Collected data
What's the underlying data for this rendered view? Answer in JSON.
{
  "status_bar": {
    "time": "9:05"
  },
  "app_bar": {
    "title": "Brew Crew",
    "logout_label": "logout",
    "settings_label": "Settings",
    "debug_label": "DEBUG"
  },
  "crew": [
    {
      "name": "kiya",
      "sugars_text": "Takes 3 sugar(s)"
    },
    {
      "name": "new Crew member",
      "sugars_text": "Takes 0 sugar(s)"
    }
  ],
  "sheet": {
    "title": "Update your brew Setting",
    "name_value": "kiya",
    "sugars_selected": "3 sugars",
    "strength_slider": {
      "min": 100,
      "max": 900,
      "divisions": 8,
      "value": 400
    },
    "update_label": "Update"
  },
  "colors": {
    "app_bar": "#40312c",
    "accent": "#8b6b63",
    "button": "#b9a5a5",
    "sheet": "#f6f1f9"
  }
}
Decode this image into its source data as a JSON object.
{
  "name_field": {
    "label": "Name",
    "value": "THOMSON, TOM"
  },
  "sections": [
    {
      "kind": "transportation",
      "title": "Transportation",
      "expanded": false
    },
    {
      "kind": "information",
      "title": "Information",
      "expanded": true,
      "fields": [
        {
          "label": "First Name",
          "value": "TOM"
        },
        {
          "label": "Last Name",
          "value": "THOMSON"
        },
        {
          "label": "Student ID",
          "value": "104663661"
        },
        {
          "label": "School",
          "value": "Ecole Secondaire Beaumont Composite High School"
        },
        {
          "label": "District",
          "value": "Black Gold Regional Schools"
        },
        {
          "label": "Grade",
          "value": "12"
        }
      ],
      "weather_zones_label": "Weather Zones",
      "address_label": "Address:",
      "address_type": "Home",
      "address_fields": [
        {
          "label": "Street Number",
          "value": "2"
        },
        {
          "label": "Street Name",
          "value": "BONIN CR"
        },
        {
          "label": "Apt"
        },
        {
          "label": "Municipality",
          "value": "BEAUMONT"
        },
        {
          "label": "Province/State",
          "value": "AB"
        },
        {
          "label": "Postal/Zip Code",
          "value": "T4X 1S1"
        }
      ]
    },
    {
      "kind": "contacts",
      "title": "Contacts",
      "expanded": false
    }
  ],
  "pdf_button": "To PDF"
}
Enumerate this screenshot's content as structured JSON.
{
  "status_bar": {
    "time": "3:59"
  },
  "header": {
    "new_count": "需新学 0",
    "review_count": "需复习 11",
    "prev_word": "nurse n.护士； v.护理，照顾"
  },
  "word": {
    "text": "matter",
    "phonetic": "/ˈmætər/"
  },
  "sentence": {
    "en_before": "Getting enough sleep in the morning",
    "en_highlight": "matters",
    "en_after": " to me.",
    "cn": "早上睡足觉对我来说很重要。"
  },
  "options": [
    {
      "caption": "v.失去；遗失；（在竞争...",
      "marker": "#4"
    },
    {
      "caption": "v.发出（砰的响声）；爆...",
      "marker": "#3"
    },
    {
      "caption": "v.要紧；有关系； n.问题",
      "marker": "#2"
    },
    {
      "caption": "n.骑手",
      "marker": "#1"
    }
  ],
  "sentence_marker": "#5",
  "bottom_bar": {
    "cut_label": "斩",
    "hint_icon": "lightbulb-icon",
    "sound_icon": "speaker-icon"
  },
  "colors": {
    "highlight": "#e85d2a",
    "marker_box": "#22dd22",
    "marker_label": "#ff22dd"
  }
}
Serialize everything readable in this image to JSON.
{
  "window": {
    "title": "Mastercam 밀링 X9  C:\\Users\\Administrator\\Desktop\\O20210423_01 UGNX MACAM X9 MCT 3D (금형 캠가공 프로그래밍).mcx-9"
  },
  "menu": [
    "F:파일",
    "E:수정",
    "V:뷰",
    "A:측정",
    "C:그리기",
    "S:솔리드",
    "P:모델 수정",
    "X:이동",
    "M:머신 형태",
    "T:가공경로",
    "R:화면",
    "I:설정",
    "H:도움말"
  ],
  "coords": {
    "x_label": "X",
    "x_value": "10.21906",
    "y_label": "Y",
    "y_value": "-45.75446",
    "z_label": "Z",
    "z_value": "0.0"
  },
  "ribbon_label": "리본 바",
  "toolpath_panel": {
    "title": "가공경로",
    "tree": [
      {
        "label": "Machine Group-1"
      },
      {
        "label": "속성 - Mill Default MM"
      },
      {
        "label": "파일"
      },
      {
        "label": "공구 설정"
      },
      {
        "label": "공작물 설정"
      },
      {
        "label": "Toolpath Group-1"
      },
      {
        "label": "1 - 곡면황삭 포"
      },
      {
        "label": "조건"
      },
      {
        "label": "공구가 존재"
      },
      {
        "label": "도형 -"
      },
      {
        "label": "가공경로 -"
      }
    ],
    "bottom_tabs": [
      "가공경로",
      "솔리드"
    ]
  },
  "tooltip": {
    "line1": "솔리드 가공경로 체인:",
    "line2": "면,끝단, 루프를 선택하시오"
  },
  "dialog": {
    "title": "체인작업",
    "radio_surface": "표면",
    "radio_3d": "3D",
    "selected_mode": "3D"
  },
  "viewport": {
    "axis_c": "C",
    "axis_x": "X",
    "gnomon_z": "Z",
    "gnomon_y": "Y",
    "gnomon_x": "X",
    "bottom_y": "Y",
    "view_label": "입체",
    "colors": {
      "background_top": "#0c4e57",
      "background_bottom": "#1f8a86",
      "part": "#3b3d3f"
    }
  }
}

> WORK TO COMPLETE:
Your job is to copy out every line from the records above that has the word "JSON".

> ANSWER:
What's the underlying data for this rendered view? Answer in JSON.
Decode this image into its source data as a JSON object.
Enumerate this screenshot's content as structured JSON.
Serialize everything readable in this image to JSON.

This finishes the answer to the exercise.